    GV makes an excellent point with cash flow management and a half dozen larger per push storms equaling a seasonal price, but around these parts, it's a tough sell now a days, and also very risky to both sides given the out of whack totals the last cpl years. It's an especially to the smaller clients.

    Just my 2cents
     
  13. lucky921

    lucky921 Senior Member
    from dracut
    Messages: 453

    gv that seams to be the price around here for salt i no guys who pay more.i'm thinking all this for next year tired of being a subcontractor . why do some places ask if you are licensed to plow didn't't no there was one.
     
  14. Nutz4Plowing

    Nutz4Plowing Member
    Messages: 30

    I noticed alot of resistance to seasonals lately because of 2011-12 being so uneventful. What I did with a few accounts is dropped a little on price and put in a cap on inches plowed for season and number of times salt would be applied. Most of them bit. They felt they were getting something to help compensate them if we have a dry season. I in turn get to prevent from getting hammered if the Feb- Mar months crush us with excessive loads.
    The newer generations are looking to save money, so why not give them a feeling of security and savings and give yourself the security.
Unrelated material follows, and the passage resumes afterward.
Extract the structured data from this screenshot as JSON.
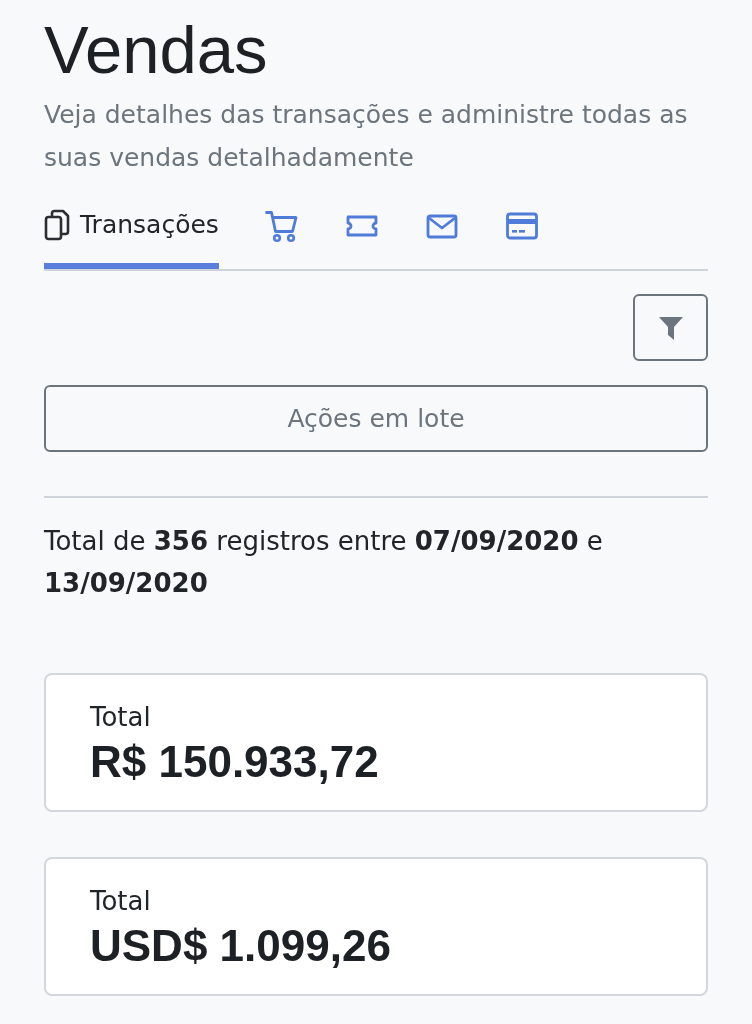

They are going to feel like they will win the gamble, you are fixed not to exceed your estimate and its win for you.\
    Always bid the amount of snow and work you have with per push, always bill for the salt used and don'tforget your time and equipment that goes into salting fom ordering, pickup/ delivering, loading spreader, loading material, touchups,cleanups, billing/admin time,insurance business, insurance vehicle, state requirements, taxes, payroll, accountant, and your overall preparations that go into being prepared to deliver servicess 24/7......did I mention phonebill, and having to answer the damn thing 800 times during an event.
    So with just some of that mentioned I would just like to say why not be creative with your seasonal rates and specs. It seems to be something that people go for and really covers you on possible end of world snowfall late in the winter scenario.
    I know someone here will say that is not seasonal, but your estimate may have a few extra trips in it and a little more salt, but you are in no way going to be able to offset your seasonal losses with a few perpush accounts. So why at best would you want to go out and do all that just to break even.
    Its seems to beworking so far and if someone has a possible challenge to the downfall of capping a seasonal please let me hear it,seriously, I haven't had it not work out in my favor yet. Thanks
     
  15. ducaticorse

    ducaticorse PlowSite.com Addict
    from we
    Messages: 1,426

    There is no "plowing license" in MA. You need to have basic insurance on your plow truck, and a class D (standard) drivers license to operate a plow truck on a public way. As far as business licenses are concerned, depending on the town you are in, you may need to register your business. As always, if you are running a legit business, as an owner operator, you should be carrying liability insurance. If you have "employees" either use a labor agency or carry your own workman's comp policy. If you have "subcontractors" make sure they carry their own liability AND workman's comp, otherwise your own WC and Liability premiums will go up based on how much you pay them out when you get audited.
     
  16. grandview

    grandview PlowSite Fanatic
    Messages: 14,609

    Some towns want you to have a plow permit.
     
  17. ducaticorse

    ducaticorse PlowSite.com Addict
    from we
    Messages: 1,426

    Anything is possible....